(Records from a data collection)
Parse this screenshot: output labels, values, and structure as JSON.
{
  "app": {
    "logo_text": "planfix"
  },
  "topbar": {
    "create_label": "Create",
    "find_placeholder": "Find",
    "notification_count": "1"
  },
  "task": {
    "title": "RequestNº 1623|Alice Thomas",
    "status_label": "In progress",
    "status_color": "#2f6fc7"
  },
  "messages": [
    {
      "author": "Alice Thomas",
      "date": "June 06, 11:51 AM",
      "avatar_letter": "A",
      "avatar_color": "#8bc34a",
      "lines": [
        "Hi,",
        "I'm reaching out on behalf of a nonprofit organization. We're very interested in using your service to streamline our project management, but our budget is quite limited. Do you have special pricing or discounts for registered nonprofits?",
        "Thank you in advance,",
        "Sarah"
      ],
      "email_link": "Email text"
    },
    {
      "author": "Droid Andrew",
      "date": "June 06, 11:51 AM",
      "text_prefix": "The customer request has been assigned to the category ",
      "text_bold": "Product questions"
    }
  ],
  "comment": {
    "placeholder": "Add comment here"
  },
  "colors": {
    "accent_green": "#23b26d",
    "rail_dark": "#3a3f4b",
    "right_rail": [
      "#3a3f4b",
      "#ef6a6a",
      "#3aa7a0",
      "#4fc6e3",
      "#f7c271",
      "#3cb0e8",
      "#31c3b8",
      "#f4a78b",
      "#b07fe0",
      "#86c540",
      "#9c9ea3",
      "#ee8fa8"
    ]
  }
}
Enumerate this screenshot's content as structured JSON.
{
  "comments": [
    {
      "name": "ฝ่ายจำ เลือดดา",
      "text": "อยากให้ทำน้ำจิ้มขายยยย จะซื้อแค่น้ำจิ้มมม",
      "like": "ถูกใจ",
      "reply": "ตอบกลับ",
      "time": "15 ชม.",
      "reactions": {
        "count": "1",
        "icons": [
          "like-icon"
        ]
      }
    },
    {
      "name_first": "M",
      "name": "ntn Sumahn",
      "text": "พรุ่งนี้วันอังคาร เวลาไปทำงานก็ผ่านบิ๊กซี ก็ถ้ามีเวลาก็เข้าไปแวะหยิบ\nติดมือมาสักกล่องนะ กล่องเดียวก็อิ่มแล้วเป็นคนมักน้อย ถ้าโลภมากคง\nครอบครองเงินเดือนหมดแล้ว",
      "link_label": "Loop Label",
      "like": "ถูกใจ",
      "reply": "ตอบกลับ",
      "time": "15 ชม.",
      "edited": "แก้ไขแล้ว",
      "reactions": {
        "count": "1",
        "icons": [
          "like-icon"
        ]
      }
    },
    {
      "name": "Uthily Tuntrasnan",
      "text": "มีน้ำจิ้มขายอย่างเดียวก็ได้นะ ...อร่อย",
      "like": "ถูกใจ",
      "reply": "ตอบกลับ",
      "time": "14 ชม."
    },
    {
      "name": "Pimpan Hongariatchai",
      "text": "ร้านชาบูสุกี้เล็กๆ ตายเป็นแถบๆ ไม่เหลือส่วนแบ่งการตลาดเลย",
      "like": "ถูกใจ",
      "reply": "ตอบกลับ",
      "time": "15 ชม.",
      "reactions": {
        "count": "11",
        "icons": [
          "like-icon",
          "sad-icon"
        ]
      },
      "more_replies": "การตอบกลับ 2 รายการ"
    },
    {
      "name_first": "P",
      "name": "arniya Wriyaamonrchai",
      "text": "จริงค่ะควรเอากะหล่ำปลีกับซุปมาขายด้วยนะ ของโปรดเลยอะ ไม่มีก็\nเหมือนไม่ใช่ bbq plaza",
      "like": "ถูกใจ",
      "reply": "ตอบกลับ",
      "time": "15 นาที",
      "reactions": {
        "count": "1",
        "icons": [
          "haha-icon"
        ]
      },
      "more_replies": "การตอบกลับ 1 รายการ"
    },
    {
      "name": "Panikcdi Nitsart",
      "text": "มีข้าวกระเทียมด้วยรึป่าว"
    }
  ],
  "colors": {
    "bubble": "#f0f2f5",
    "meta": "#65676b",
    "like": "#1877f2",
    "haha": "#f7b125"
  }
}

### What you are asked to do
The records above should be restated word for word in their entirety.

### Expected output
Parse this screenshot: output labels, values, and structure as JSON.
{
  "app": {
    "logo_text": "planfix"
  },
  "topbar": {
    "create_label": "Create",
    "find_placeholder": "Find",
    "notification_count": "1"
  },
  "task": {
    "title": "RequestNº 1623|Alice Thomas",
    "status_label": "In progress",
    "status_color": "#2f6fc7"
  },
  "messages": [
    {
      "author": "Alice Thomas",
      "date": "June 06, 11:51 AM",
      "avatar_letter": "A",
      "avatar_color": "#8bc34a",
      "lines": [
        "Hi,",
        "I'm reaching out on behalf of a nonprofit organization. We're very interested in using your service to streamline our project management, but our budget is quite limited. Do you have special pricing or discounts for registered nonprofits?",
        "Thank you in advance,",
        "Sarah"
      ],
      "email_link": "Email text"
    },
    {
      "author": "Droid Andrew",
      "date": "June 06, 11:51 AM",
      "text_prefix": "The customer request has been assigned to the category ",
      "text_bold": "Product questions"
    }
  ],
  "comment": {
    "placeholder": "Add comment here"
  },
  "colors": {
    "accent_green": "#23b26d",
    "rail_dark": "#3a3f4b",
    "right_rail": [
      "#3a3f4b",
      "#ef6a6a",
      "#3aa7a0",
      "#4fc6e3",
      "#f7c271",
      "#3cb0e8",
      "#31c3b8",
      "#f4a78b",
      "#b07fe0",
      "#86c540",
      "#9c9ea3",
      "#ee8fa8"
    ]
  }
}
Enumerate this screenshot's content as structured JSON.
{
  "comments": [
    {
      "name": "ฝ่ายจำ เลือดดา",
      "text": "อยากให้ทำน้ำจิ้มขายยยย จะซื้อแค่น้ำจิ้มมม",
      "like": "ถูกใจ",
      "reply": "ตอบกลับ",
      "time": "15 ชม.",
      "reactions": {
        "count": "1",
        "icons": [
          "like-icon"
        ]
      }
    },
    {
      "name_first": "M",
      "name": "ntn Sumahn",
      "text": "พรุ่งนี้วันอังคาร เวลาไปทำงานก็ผ่านบิ๊กซี ก็ถ้ามีเวลาก็เข้าไปแวะหยิบ\nติดมือมาสักกล่องนะ กล่องเดียวก็อิ่มแล้วเป็นคนมักน้อย ถ้าโลภมากคง\nครอบครองเงินเดือนหมดแล้ว",
      "link_label": "Loop Label",
      "like": "ถูกใจ",
      "reply": "ตอบกลับ",
      "time": "15 ชม.",
      "edited": "แก้ไขแล้ว",
      "reactions": {
        "count": "1",
        "icons": [
          "like-icon"
        ]
      }
    },
    {
      "name": "Uthily Tuntrasnan",
      "text": "มีน้ำจิ้มขายอย่างเดียวก็ได้นะ ...อร่อย",
      "like": "ถูกใจ",
      "reply": "ตอบกลับ",
      "time": "14 ชม."
    },
    {
      "name": "Pimpan Hongariatchai",
      "text": "ร้านชาบูสุกี้เล็กๆ ตายเป็นแถบๆ ไม่เหลือส่วนแบ่งการตลาดเลย",
      "like": "ถูกใจ",
      "reply": "ตอบกลับ",
      "time": "15 ชม.",
      "reactions": {
        "count": "11",
        "icons": [
          "like-icon",
          "sad-icon"
        ]
      },
      "more_replies": "การตอบกลับ 2 รายการ"
    },
    {
      "name_first": "P",
      "name": "arniya Wriyaamonrchai",
      "text": "จริงค่ะควรเอากะหล่ำปลีกับซุปมาขายด้วยนะ ของโปรดเลยอะ ไม่มีก็\nเหมือนไม่ใช่ bbq plaza",
      "like": "ถูกใจ",
      "reply": "ตอบกลับ",
      "time": "15 นาที",
      "reactions": {
        "count": "1",
        "icons": [
          "haha-icon"
        ]
      },
      "more_replies": "การตอบกลับ 1 รายการ"
    },
    {
      "name": "Panikcdi Nitsart",
      "text": "มีข้าวกระเทียมด้วยรึป่าว"
    }
  ],
  "colors": {
    "bubble": "#f0f2f5",
    "meta": "#65676b",
    "like": "#1877f2",
    "haha": "#f7b125"
  }
}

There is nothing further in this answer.